The next issue of distortion is called the speaker boundary interference. These are issues that deal with low frequency pressure build up as a result of the speaker’s close proximity to the wall or as the name implies boundary. The direct sound from our loudspeaker is the sound that travels in a straight line from the speakers to our ears. The reflected sound from our room’s walls,floors, and ceilings produce their own set of difficulties.

Room Critical Band

However, sound also is radiated from our speaker sides and rear especially with lower frequencies and definitely with rear ported speakers. This lower frequency energy interacts with the room’s physical dimensions. Some of the room dimensions are a favorable ratio to low frequency waves and no resonances are produced. Other room dimensions can play havoc with certain frequency ranges from 30 Hz. – 200 Hz. This is not the frequency band that we want any resonances in. One could say that just as human hearing has critical bands that the brain processes information with and this 30 cycle to 200 cycles is a critical room band.

Stay Away From Our Vocals

Based on the size of most rooms that have less than 20′ in any direction, this is a critical low frequency band and the beginning of the low middle bands where are vocals both male and female begin to take form and shape. We do not want any resonances artificially boosting certain frequencies and smothering completely others when our vocals are directly impacted.

Reflections

The reflections created by speaker/boundary impact can confuse the direct energy from our loudspeakers. Our total sound is the sound of our system interlaced with the room sound. One can not have quality room sound by adding different speakers or amplifiers. All you will get for the additional expense is more or less of what the room will permit you to have acoustically.

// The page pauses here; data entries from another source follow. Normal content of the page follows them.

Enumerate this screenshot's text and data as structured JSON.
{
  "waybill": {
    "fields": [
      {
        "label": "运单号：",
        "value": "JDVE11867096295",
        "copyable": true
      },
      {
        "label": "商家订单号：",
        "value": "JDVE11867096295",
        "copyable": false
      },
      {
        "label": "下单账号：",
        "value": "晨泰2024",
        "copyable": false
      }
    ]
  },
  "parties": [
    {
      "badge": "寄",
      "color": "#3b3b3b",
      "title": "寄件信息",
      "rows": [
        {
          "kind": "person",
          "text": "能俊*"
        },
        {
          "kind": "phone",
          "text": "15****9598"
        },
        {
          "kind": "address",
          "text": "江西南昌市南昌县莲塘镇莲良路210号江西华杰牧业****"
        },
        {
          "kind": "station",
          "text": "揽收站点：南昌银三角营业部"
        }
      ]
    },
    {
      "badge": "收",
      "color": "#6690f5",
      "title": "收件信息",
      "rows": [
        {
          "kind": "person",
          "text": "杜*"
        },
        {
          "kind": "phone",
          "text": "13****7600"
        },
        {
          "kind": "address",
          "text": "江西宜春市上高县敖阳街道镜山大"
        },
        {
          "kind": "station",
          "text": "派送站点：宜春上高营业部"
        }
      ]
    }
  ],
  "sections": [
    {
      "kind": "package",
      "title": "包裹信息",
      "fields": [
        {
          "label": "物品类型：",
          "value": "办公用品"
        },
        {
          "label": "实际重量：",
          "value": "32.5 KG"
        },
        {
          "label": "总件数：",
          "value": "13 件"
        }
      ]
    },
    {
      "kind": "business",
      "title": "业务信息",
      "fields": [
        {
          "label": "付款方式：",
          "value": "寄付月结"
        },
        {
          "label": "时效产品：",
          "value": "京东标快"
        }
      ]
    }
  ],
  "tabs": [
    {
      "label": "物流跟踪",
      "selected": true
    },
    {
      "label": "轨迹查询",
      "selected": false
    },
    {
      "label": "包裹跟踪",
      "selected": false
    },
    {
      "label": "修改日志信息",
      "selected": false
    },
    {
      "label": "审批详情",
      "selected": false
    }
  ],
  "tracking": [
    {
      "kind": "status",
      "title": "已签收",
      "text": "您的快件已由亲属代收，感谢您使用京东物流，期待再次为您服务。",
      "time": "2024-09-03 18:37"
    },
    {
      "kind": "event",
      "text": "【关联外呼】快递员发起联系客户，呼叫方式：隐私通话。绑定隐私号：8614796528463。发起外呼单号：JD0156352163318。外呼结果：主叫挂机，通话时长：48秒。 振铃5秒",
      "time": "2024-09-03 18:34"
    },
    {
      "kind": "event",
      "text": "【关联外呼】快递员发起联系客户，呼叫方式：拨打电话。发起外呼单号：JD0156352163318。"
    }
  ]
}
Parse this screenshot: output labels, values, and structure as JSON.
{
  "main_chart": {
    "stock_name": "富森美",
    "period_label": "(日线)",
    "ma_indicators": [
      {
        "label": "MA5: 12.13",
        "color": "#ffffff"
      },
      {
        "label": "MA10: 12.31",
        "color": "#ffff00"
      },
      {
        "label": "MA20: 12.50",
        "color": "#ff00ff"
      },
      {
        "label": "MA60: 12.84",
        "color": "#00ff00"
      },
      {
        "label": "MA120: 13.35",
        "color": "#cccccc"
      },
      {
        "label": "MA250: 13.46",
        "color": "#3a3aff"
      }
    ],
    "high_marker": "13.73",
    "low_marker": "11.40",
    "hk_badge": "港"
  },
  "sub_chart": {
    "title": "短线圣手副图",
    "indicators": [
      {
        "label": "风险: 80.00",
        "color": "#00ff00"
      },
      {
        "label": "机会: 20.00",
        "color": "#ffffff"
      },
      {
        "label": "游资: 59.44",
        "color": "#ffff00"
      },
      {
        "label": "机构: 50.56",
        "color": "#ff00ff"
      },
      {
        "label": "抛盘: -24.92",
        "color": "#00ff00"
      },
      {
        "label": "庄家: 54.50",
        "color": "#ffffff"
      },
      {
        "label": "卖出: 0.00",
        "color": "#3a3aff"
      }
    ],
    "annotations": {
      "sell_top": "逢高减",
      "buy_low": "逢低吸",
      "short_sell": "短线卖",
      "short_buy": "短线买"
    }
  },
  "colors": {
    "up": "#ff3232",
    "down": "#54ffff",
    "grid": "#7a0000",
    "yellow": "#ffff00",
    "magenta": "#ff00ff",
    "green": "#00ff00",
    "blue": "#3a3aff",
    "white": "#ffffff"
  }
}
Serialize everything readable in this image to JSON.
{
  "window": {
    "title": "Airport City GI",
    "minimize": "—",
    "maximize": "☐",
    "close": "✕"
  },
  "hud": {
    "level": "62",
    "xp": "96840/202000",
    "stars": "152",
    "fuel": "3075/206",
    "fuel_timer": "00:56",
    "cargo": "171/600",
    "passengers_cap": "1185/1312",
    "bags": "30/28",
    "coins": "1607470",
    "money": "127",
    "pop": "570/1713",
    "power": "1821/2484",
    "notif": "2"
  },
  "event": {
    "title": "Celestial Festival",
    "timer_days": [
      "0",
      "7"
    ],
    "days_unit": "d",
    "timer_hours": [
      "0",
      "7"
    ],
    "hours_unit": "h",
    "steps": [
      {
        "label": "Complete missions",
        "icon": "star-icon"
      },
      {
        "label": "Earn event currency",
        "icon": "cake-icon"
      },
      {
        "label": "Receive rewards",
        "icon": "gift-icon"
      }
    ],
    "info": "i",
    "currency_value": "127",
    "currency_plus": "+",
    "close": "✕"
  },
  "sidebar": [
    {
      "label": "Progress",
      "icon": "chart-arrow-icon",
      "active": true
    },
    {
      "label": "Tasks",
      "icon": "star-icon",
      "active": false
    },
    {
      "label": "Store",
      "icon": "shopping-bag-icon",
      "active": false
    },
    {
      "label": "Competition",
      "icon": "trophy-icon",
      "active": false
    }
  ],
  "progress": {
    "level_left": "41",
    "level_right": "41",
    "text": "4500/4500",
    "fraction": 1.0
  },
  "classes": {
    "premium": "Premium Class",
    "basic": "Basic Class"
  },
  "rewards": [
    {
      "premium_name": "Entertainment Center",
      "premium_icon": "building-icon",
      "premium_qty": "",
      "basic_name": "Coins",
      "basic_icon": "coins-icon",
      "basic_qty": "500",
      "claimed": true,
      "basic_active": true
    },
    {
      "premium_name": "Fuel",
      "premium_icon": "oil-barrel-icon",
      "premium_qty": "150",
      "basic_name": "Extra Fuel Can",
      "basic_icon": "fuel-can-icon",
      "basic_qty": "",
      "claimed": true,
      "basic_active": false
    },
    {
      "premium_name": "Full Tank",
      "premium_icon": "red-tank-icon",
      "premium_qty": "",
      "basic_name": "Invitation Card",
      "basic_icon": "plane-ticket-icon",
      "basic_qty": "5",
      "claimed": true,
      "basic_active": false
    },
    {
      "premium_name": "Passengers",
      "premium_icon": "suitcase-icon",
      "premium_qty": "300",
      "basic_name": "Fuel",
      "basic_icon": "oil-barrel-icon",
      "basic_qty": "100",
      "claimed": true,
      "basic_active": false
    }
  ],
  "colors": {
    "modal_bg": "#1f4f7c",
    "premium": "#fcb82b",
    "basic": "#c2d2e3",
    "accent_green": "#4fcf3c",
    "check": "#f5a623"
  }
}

Room And System Balance

Quality two channel sound is always a balance between room and system. They both count 50% towards the total sound, so therefore with their 50% contribution to our final sound, we must take the room treatment just as seriously as we did our equipment.I see many good systems that are capable of so much more sound because of each components quality levels. The room is in the way.

Diffusion Brings Air

Lack of diffusion is viewed as a room distortion because room boundary surfaces that are properly treated with diffusion sound more natural and realistic. It is easy to place too much absorptive materials naturally in the room especially if the room is used for living and listening. Diffusion technologies properly positioned bring more “air” or realism to our musical environment. Using absorption is manage reflections, one runs the risk of absorbing energy to manage it. Once energy is absorbed it is converted to heat and thus is lost forever. Diffusion can minimize the negative effects of reflections without converting them to a different energy form.

Our rooms are “boxes” that contain sound pressure and reflections. All of these issues cause some type of distortion on our musical signal. Low frequency pressure causes bass boom and room modal resonances. The speaker and walls are the genesis of most of these issues. Lack of proper diffusion in our box makes for an unrealistic presentation with our music sources.

MikeSorensen

I am a structural engineer as well as a master furniture maker. I design cabinets for low frequency, activated carbon absorbers. Connect with me on Google+

Web Site Twitter

Leave a Reply

Your email address will not be published. Required fields are marked *

This site uses Akismet to reduce spam. Learn how your comment data is processed.